Wood is perhaps one of the world’s truly ‘honest’ materials, striving neither to manipulate nor make unfathomable promises. Wood has an integrity, clarity and depth that often sets it apart within a design context. Simple and clean, wood’s qualities are refined and pure, its application suited to many environments and genres. With wood there is a certain neutrality and restraint that allows the user to interpret its use in his or her own way. It has a holistic relevance and utility that cannot be overlooked in architectural discourse.
Woodworking is a timeless and beautiful craft, often imbued with passion and the pursuit of quality, where creativity and manufacturing unite. Seasoned wood craftsmanship will inevitably result in good design, when handiwork, technique and expertise are skilfully carried out. Using different timbers, the craftsman is able to form a real connection with this raw and tactile material to produce wood designs that are simple and clean. With wood there is an inescapable notion where working hard equates to living well.
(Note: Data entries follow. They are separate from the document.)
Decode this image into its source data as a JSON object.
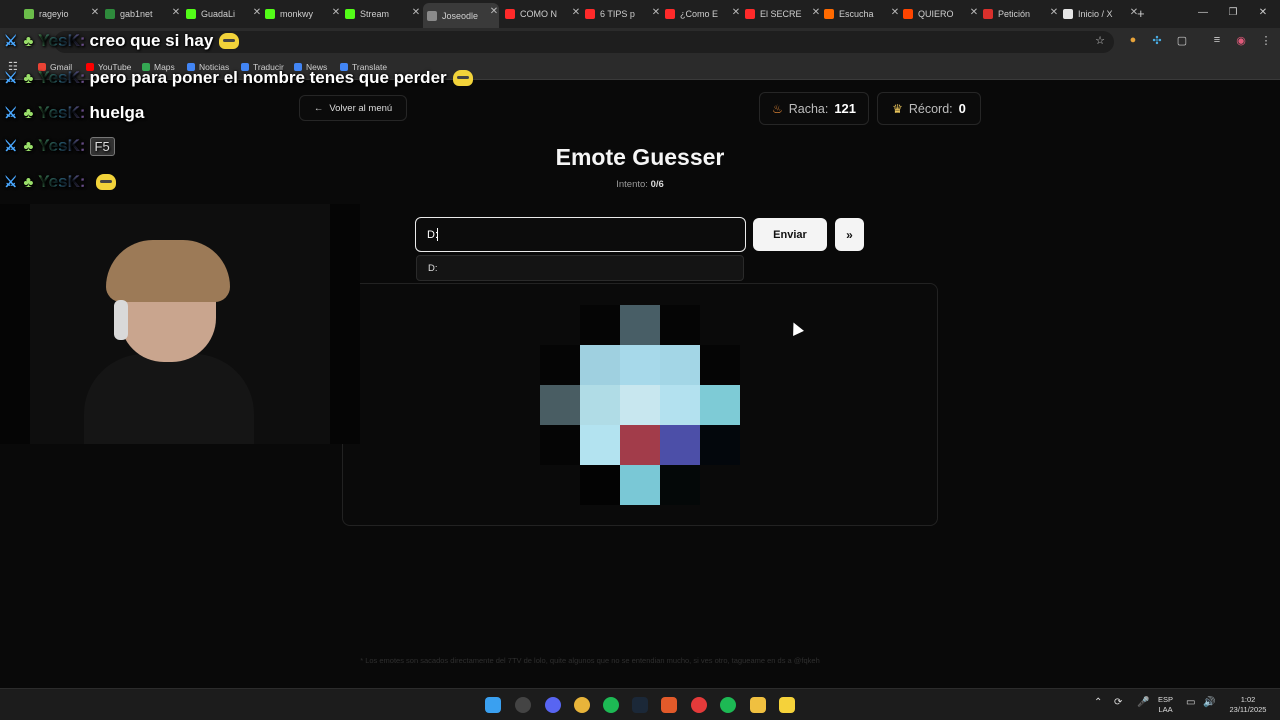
{
  "browser": {
    "tabs": [
      {
        "label": "rageyio",
        "color": "#6bbd4a"
      },
      {
        "label": "gab1net",
        "color": "#2e8b3c"
      },
      {
        "label": "GuadaLi",
        "color": "#53fc18"
      },
      {
        "label": "monkwy",
        "color": "#53fc18"
      },
      {
        "label": "Stream",
        "color": "#53fc18"
      },
      {
        "label": "Joseodle",
        "color": "#8a8a8a"
      },
      {
        "label": "COMO N",
        "color": "#ff2a2a"
      },
      {
        "label": "6 TIPS p",
        "color": "#ff2a2a"
      },
      {
        "label": "¿Como E",
        "color": "#ff2a2a"
      },
      {
        "label": "El SECRE",
        "color": "#ff2a2a"
      },
      {
        "label": "Escucha",
        "color": "#ff6a00"
      },
      {
        "label": "QUIERO",
        "color": "#ff4500"
      },
      {
        "label": "Petición",
        "color": "#d9302c"
      },
      {
        "label": "Inicio / X",
        "color": "#e6e6e6"
      }
    ],
    "active_tab_index": 5,
    "bookmarks": [
      {
        "label": "Gmail",
        "color": "#ea4335"
      },
      {
        "label": "YouTube",
        "color": "#ff0000"
      },
      {
        "label": "Maps",
        "color": "#34a853"
      },
      {
        "label": "Noticias",
        "color": "#4285f4"
      },
      {
        "label": "Traducir",
        "color": "#4285f4"
      },
      {
        "label": "News",
        "color": "#4285f4"
      },
      {
        "label": "Translate",
        "color": "#4285f4"
      }
    ]
  },
  "page": {
    "back_label": "Volver al menú",
    "streak_label": "Racha:",
    "streak_value": "121",
    "record_label": "Récord:",
    "record_value": "0",
    "title": "Emote Guesser",
    "attempt_label": "Intento:",
    "attempt_value": "0/6",
    "guess_value": "D:",
    "send_label": "Enviar",
    "skip_label": "»",
    "suggestion": "D:",
    "footnote": "* Los emotes son sacados directamente del 7TV de lolo, quite algunos que no se entendian mucho, si ves otro, tagueame en ds a @fqkeh",
    "emote_pixels": [
      {
        "col": 1,
        "row": 0,
        "color": "#050505"
      },
      {
        "col": 2,
        "row": 0,
        "color": "#485e66"
      },
      {
        "col": 3,
        "row": 0,
        "color": "#050505"
      },
      {
        "col": 0,
        "row": 1,
        "color": "#050505"
      },
      {
        "col": 1,
        "row": 1,
        "color": "#9fd0e0"
      },
      {
        "col": 2,
        "row": 1,
        "color": "#a7d9ea"
      },
      {
        "col": 3,
        "row": 1,
        "color": "#a3d6e6"
      },
      {
        "col": 4,
        "row": 1,
        "color": "#050505"
      },
      {
        "col": 0,
        "row": 2,
        "color": "#495d63"
      },
      {
        "col": 1,
        "row": 2,
        "color": "#b0dce6"
      },
      {
        "col": 2,
        "row": 2,
        "color": "#c8e7ef"
      },
      {
        "col": 3,
        "row": 2,
        "color": "#b3e1ef"
      },
      {
        "col": 4,
        "row": 2,
        "color": "#7ecbd6"
      },
      {
        "col": 0,
        "row": 3,
        "color": "#050505"
      },
      {
        "col": 1,
        "row": 3,
        "color": "#b3e3f0"
      },
      {
        "col": 2,
        "row": 3,
        "color": "#a23c4a"
      },
      {
        "col": 3,
        "row": 3,
        "color": "#4c4fa8"
      },
      {
        "col": 4,
        "row": 3,
        "color": "#03070c"
      },
      {
        "col": 1,
        "row": 4,
        "color": "#030303"
      },
      {
        "col": 2,
        "row": 4,
        "color": "#7ac8d6"
      },
      {
        "col": 3,
        "row": 4,
        "color": "#040808"
      }
    ]
  },
  "overlay": {
    "chat": [
      {
        "user": "YesK:",
        "text": "creo que si hay",
        "emote": true
      },
      {
        "user": "YesK:",
        "text": "pero para poner el nombre tenes que perder",
        "emote": true
      },
      {
        "user": "YesK:",
        "text": "huelga",
        "emote": false
      },
      {
        "user": "YesK:",
        "text": "",
        "keycap": "F5",
        "emote": false
      },
      {
        "user": "YesK:",
        "text": "",
        "emote": true
      }
    ]
  },
  "taskbar": {
    "language_line1": "ESP",
    "language_line2": "LAA",
    "time": "1:02",
    "date": "23/11/2025"
  }
}
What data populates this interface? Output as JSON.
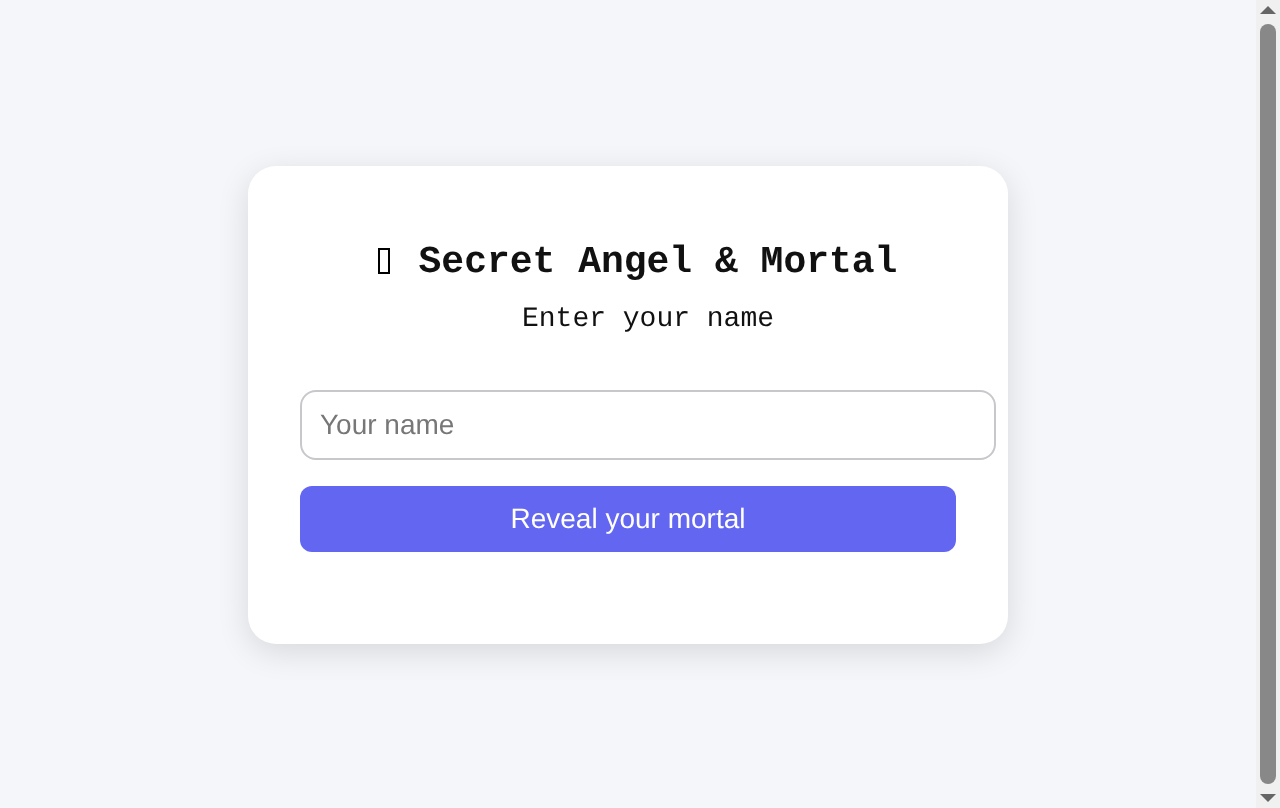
{
  "card": {
    "title": "Secret Angel & Mortal",
    "subtitle": "Enter your name"
  },
  "name_field": {
    "placeholder": "Your name"
  },
  "button": {
    "label": "Reveal your mortal"
  }
}
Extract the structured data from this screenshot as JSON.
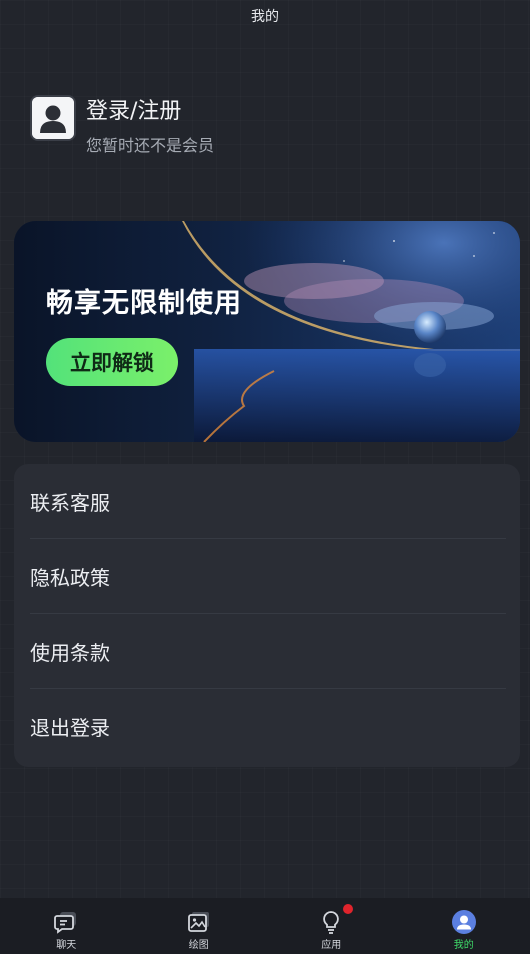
{
  "header": {
    "title": "我的"
  },
  "profile": {
    "name": "登录/注册",
    "subtitle": "您暂时还不是会员",
    "avatar_icon": "user-icon"
  },
  "banner": {
    "title": "畅享无限制使用",
    "button_label": "立即解锁",
    "accent": "#5ae477"
  },
  "menu": {
    "items": [
      {
        "label": "联系客服"
      },
      {
        "label": "隐私政策"
      },
      {
        "label": "使用条款"
      },
      {
        "label": "退出登录"
      }
    ]
  },
  "tabbar": {
    "tabs": [
      {
        "label": "聊天",
        "icon": "chat-icon",
        "active": false
      },
      {
        "label": "绘图",
        "icon": "image-icon",
        "active": false
      },
      {
        "label": "应用",
        "icon": "lightbulb-icon",
        "active": false,
        "badge": true
      },
      {
        "label": "我的",
        "icon": "profile-icon",
        "active": true
      }
    ],
    "active_color": "#3fdc6a",
    "badge_color": "#e0242c"
  }
}
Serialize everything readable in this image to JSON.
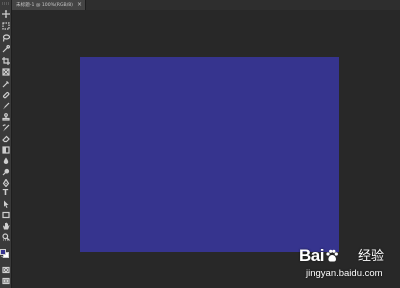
{
  "document_tab": {
    "title": "未标题-1 @ 100%(RGB/8)",
    "close_glyph": "×"
  },
  "canvas": {
    "fill_color": "#36348e"
  },
  "workspace": {
    "background_color": "#282828"
  },
  "colors": {
    "foreground": "#36348e",
    "background": "#ffffff"
  },
  "tools": [
    "move-tool",
    "marquee-tool",
    "lasso-tool",
    "quick-select-tool",
    "crop-tool",
    "frame-tool",
    "eyedropper-tool",
    "healing-brush-tool",
    "brush-tool",
    "clone-stamp-tool",
    "history-brush-tool",
    "eraser-tool",
    "gradient-tool",
    "blur-tool",
    "dodge-tool",
    "pen-tool",
    "type-tool",
    "path-select-tool",
    "rectangle-tool",
    "hand-tool",
    "zoom-tool",
    "more-tools"
  ],
  "type_tool_glyph": "T",
  "more_tools_glyph": "···",
  "watermark": {
    "brand": "Bai",
    "brand_tail": "经验",
    "url": "jingyan.baidu.com"
  }
}
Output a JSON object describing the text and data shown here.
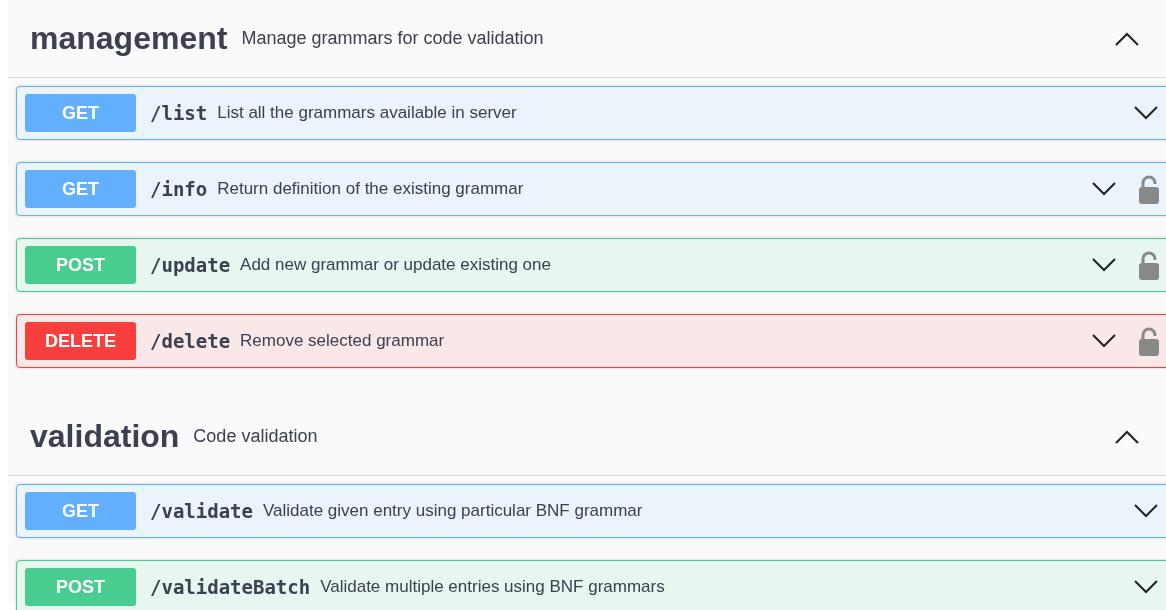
{
  "sections": [
    {
      "name": "management",
      "description": "Manage grammars for code validation",
      "expanded": true,
      "operations": [
        {
          "method": "GET",
          "kind": "get",
          "path": "/list",
          "summary": "List all the grammars available in server",
          "locked": false
        },
        {
          "method": "GET",
          "kind": "get",
          "path": "/info",
          "summary": "Return definition of the existing grammar",
          "locked": true
        },
        {
          "method": "POST",
          "kind": "post",
          "path": "/update",
          "summary": "Add new grammar or update existing one",
          "locked": true
        },
        {
          "method": "DELETE",
          "kind": "delete",
          "path": "/delete",
          "summary": "Remove selected grammar",
          "locked": true
        }
      ]
    },
    {
      "name": "validation",
      "description": "Code validation",
      "expanded": true,
      "operations": [
        {
          "method": "GET",
          "kind": "get",
          "path": "/validate",
          "summary": "Validate given entry using particular BNF grammar",
          "locked": false
        },
        {
          "method": "POST",
          "kind": "post",
          "path": "/validateBatch",
          "summary": "Validate multiple entries using BNF grammars",
          "locked": false
        }
      ]
    }
  ]
}
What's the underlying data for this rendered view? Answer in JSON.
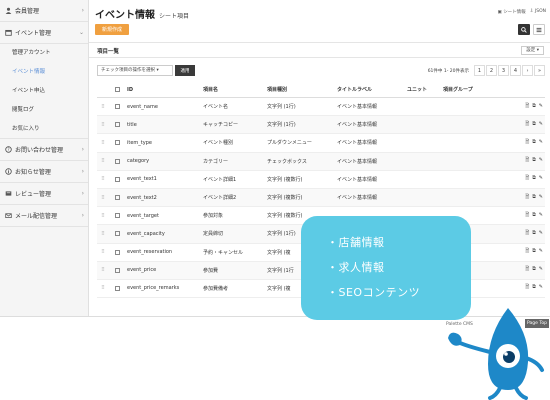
{
  "sidebar": {
    "groups": [
      {
        "label": "会員管理",
        "icon": "user-icon"
      },
      {
        "label": "イベント管理",
        "icon": "calendar-icon"
      },
      {
        "label": "お問い合わせ管理",
        "icon": "question-icon"
      },
      {
        "label": "お知らせ管理",
        "icon": "info-icon"
      },
      {
        "label": "レビュー管理",
        "icon": "review-icon"
      },
      {
        "label": "メール配信管理",
        "icon": "mail-icon"
      }
    ],
    "event_items": [
      "管理アカウント",
      "イベント情報",
      "イベント申込",
      "閲覧ログ",
      "お気に入り"
    ]
  },
  "header": {
    "title": "イベント情報",
    "subtitle": "シート項目",
    "link_sheet": "シート情報",
    "link_json": "JSON",
    "create_label": "新規作成"
  },
  "section": {
    "title": "項目一覧",
    "settings_label": "設定"
  },
  "toolbar": {
    "bulk_select": "チェック項目の操作を選択",
    "apply_label": "適用"
  },
  "pager": {
    "count_text": "61件中 1- 20件表示",
    "pages": [
      "1",
      "2",
      "3",
      "4"
    ]
  },
  "table": {
    "headers": [
      "ID",
      "項目名",
      "項目種別",
      "タイトルラベル",
      "ユニット",
      "項目グループ"
    ],
    "rows": [
      [
        "event_name",
        "イベント名",
        "文字列 (1行)",
        "イベント基本情報"
      ],
      [
        "title",
        "キャッチコピー",
        "文字列 (1行)",
        "イベント基本情報"
      ],
      [
        "item_type",
        "イベント種別",
        "プルダウンメニュー",
        "イベント基本情報"
      ],
      [
        "category",
        "カテゴリー",
        "チェックボックス",
        "イベント基本情報"
      ],
      [
        "event_text1",
        "イベント詳細1",
        "文字列 (複数行)",
        "イベント基本情報"
      ],
      [
        "event_text2",
        "イベント詳細2",
        "文字列 (複数行)",
        "イベント基本情報"
      ],
      [
        "event_target",
        "参加対象",
        "文字列 (複数行)",
        ""
      ],
      [
        "event_capacity",
        "定員締切",
        "文字列 (1行)",
        ""
      ],
      [
        "event_reservation",
        "予約・キャンセル",
        "文字列 (複",
        ""
      ],
      [
        "event_price",
        "参加費",
        "文字列 (1行",
        ""
      ],
      [
        "event_price_remarks",
        "参加費備考",
        "文字列 (複",
        ""
      ]
    ]
  },
  "footer": {
    "text": "Palette CMS",
    "page_top": "Page Top"
  },
  "promo": {
    "items": [
      "・店舗情報",
      "・求人情報",
      "・SEOコンテンツ"
    ]
  },
  "colors": {
    "accent_orange": "#f0a040",
    "promo_blue": "#5ccbe5",
    "mascot_blue": "#1e88c8",
    "active_link": "#5c8fd6"
  }
}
In wood there is often a pragmatic and useful purpose that sits alongside an aesthetic disposition. In a rural setting, wood has the capacity to add a level of elegance paired with rusticity that is difficult for other materials to compete with. Modern production techniques work to improve wood’s durability, its fire resistance and usefulness. As such we see wood featured at an increasing rate in building projects, both in its natural state and in an engineered form. Whether organic or machine-engineered, the warmth and simplicity of wood represents longevity and sustainability when living with design.
Wood continues to be as popular today as ever and its possible applications are numerous, ranging from the construction of an entire home to adding interiors features that are practical and/or warming. Its multi-functional uses can be found in: doors, floors, skirting, frames, cills, lintels, ceilings, wall partitions (panelled and un-panelled) and staircases.
With its unlimited timbers, textures, patterns, grains, natural, painted and stained colours, wood has a significant role to play in the home. It will age beautifully through the years, maturing, becoming darker or lighter, adding charm and character. Wood also tells the story of a home, from those adze imprints left by a craftsman to the craggy timbers that have stood the test of time, wear and tear.
Depending on the type of wood used and the context, wooden fixtures and fittings can help to dictate a home’s environment, such as traditional versus rustic and midcentury versus modern. Used in conjunction with materials such as concrete, glass, metal and stone, wood will add a beautiful homey feel. In her book “Modern Country”, author Caroline Clifton-Mogg considers wood to act as a “soft-spoken peace-maker” when combined with harder materials.
The malleability of wood, its sustainable properties, traditional values, solidity, warmth and honesty, will ensure it continues to find favour in architecture and interiors. Handmade, rustic, imperfect, whatever its features, wood is at home in a rustic country cottage as it is in a contemporary city loft apartment.
Clifton-Mogg, C. (2014) Modern Country: Inspiring Interiors for Contemporary Country Living. London: Jacqui Small LLP.